■ **WHAT TO WORK ON**
Check each line of the records below for the word "glyph" and copy those where it appears.

Segment Open

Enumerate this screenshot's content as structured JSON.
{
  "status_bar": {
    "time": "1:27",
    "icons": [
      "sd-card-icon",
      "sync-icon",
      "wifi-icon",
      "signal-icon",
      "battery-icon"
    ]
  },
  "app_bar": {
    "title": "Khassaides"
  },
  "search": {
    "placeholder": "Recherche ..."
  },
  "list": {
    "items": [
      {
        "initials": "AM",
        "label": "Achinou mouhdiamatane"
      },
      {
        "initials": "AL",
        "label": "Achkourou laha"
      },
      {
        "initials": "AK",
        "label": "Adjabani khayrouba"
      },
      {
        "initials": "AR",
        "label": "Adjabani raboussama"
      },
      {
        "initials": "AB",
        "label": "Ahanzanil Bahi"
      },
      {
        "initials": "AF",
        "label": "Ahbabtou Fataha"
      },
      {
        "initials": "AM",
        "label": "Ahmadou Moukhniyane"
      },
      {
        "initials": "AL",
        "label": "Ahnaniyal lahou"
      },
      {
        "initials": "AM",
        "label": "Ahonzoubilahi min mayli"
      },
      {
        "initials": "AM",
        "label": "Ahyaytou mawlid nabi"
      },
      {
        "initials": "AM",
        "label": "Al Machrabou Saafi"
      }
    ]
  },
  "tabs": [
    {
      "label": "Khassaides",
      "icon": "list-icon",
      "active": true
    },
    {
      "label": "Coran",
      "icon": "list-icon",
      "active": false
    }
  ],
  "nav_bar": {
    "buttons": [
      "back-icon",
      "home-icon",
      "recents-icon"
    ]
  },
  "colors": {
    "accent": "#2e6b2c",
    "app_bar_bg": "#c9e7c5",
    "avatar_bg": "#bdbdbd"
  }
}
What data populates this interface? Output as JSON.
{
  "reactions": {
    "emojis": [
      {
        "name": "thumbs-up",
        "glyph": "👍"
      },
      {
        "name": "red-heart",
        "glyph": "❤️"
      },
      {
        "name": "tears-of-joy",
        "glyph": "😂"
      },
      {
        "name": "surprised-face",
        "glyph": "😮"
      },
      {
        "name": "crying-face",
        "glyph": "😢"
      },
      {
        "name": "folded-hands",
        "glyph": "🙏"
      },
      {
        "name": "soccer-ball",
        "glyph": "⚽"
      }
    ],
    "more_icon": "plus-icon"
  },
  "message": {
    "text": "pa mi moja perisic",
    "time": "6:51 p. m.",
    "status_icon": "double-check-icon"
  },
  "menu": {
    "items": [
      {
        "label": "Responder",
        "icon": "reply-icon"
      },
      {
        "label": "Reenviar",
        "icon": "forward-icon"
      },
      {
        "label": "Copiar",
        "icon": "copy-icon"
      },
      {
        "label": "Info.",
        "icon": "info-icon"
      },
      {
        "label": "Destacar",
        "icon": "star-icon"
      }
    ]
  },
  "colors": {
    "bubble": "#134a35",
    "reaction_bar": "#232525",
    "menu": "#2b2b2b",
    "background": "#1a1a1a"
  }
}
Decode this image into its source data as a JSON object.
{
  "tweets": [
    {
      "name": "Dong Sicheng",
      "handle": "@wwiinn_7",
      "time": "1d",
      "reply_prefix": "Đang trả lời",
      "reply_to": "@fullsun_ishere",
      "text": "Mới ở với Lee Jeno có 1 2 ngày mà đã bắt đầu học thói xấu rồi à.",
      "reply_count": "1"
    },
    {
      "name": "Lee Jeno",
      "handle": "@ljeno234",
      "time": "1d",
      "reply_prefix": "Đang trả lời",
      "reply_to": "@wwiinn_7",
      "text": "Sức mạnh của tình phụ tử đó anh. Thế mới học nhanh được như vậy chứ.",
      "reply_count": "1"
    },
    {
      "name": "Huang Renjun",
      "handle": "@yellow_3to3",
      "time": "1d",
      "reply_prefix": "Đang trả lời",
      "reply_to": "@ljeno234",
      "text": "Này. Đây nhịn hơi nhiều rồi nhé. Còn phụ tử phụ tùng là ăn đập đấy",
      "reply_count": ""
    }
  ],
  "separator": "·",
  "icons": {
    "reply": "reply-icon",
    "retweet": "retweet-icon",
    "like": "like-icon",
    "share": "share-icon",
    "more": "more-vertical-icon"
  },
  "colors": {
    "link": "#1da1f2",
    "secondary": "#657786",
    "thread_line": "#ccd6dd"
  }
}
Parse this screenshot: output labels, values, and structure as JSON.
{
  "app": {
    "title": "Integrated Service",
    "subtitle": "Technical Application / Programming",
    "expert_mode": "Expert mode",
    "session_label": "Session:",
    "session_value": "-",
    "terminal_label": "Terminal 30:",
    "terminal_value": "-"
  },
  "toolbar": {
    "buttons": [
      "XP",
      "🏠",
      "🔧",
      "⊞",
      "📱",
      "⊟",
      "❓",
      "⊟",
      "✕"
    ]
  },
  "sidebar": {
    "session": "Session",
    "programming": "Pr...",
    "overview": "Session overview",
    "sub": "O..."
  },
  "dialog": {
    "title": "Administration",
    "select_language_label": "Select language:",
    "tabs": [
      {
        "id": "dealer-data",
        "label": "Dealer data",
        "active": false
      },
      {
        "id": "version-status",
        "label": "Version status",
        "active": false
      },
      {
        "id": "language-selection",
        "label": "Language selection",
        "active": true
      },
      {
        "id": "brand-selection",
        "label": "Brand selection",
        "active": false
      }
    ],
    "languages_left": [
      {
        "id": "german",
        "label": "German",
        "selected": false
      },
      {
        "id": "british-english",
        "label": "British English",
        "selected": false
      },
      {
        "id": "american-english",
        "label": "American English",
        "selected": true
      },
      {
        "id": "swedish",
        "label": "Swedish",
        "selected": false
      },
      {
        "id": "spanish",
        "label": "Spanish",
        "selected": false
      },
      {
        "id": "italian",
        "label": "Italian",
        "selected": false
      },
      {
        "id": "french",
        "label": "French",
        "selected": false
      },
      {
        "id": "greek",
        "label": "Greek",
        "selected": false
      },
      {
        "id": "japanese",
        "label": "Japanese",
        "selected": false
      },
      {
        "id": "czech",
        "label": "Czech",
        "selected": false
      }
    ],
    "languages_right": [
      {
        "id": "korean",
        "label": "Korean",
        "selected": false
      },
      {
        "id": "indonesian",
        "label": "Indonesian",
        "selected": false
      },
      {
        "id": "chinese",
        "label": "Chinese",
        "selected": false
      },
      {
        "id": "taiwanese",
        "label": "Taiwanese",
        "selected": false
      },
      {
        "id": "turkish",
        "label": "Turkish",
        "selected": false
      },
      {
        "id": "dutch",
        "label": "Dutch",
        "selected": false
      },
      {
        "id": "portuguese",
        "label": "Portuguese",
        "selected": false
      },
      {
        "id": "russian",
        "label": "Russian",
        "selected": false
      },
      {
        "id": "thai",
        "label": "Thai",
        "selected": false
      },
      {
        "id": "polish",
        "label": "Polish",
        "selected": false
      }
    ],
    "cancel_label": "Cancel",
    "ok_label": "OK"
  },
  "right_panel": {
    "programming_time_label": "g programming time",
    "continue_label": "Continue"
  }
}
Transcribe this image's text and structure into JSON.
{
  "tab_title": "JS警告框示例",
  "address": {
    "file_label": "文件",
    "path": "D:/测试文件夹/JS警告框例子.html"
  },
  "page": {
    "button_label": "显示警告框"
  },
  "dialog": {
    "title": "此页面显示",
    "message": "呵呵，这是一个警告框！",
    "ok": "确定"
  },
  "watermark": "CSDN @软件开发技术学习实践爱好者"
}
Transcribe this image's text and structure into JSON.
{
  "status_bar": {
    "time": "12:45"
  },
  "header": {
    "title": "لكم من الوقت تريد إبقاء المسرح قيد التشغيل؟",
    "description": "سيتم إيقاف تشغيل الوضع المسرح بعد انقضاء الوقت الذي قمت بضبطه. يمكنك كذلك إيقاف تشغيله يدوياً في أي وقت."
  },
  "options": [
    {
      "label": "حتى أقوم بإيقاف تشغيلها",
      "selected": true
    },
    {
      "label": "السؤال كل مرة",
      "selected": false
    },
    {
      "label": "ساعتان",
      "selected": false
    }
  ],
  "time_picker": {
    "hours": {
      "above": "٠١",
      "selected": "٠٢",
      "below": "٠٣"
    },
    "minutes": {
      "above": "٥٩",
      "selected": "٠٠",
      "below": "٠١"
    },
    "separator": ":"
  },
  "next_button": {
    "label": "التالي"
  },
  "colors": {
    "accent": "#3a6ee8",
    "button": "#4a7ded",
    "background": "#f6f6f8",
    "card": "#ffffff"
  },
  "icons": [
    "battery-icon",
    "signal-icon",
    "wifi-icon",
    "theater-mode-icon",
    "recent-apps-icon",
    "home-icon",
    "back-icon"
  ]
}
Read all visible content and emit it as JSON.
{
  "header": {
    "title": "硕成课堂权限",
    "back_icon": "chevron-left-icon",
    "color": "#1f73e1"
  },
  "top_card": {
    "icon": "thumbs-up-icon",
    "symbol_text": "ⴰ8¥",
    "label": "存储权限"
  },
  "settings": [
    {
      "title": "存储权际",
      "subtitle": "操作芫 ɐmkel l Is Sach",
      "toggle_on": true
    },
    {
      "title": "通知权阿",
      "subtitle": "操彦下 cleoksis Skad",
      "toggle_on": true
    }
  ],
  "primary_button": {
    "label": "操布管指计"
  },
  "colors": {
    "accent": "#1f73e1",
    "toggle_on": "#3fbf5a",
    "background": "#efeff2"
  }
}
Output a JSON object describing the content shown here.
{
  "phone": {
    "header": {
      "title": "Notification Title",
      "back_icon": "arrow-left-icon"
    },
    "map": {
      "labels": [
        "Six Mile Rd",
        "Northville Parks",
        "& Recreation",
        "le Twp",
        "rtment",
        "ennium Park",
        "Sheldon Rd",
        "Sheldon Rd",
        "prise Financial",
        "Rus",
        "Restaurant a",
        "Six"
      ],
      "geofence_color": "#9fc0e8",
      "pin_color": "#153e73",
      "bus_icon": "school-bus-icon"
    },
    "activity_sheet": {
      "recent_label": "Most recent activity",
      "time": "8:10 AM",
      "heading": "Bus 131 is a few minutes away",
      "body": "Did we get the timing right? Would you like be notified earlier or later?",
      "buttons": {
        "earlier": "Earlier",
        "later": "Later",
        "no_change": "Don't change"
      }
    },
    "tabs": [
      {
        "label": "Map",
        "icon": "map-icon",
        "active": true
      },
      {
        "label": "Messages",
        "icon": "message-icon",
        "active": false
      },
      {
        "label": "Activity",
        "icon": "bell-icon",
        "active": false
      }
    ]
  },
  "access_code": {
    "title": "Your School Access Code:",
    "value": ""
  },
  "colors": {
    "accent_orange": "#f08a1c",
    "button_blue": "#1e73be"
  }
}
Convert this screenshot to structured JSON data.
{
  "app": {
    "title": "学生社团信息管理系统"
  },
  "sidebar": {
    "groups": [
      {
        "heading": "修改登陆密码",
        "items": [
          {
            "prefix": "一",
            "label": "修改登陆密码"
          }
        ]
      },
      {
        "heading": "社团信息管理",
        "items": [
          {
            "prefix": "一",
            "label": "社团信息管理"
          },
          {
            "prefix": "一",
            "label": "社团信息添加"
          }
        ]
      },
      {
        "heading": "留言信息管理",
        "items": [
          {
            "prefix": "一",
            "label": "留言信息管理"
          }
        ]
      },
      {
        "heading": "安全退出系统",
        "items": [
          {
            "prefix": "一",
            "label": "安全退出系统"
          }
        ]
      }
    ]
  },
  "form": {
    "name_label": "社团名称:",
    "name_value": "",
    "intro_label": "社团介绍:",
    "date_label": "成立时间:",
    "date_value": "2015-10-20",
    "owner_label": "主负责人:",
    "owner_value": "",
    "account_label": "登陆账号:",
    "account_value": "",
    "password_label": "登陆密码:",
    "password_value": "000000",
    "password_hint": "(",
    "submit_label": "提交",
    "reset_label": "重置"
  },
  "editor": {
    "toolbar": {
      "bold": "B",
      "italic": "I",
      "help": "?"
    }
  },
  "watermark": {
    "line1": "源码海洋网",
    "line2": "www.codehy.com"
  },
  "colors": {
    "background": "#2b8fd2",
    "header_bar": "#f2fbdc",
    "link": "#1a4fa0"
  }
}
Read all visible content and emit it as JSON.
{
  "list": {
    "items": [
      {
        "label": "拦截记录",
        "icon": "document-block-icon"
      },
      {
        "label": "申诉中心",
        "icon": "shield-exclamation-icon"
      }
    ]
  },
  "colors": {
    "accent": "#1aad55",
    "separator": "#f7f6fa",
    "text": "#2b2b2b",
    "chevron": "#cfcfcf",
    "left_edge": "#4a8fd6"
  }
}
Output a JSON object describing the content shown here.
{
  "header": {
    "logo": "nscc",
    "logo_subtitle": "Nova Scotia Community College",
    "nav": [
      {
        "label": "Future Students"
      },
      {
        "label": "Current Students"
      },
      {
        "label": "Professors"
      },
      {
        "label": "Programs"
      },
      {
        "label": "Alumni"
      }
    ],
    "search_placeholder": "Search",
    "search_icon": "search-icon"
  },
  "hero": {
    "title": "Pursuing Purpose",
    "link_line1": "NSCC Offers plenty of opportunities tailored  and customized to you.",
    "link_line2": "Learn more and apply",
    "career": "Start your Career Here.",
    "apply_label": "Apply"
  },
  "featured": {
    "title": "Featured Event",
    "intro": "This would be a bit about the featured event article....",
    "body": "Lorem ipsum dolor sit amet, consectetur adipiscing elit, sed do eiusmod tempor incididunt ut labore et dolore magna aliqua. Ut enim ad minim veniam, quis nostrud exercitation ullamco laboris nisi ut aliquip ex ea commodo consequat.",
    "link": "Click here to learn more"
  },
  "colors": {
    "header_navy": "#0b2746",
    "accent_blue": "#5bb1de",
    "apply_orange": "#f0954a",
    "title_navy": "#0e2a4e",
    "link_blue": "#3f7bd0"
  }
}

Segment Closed

■ **EXPECTED ANSWER**
        "glyph": "👍"
        "glyph": "❤️"
        "glyph": "😂"
        "glyph": "😮"
        "glyph": "😢"
        "glyph": "🙏"
        "glyph": "⚽"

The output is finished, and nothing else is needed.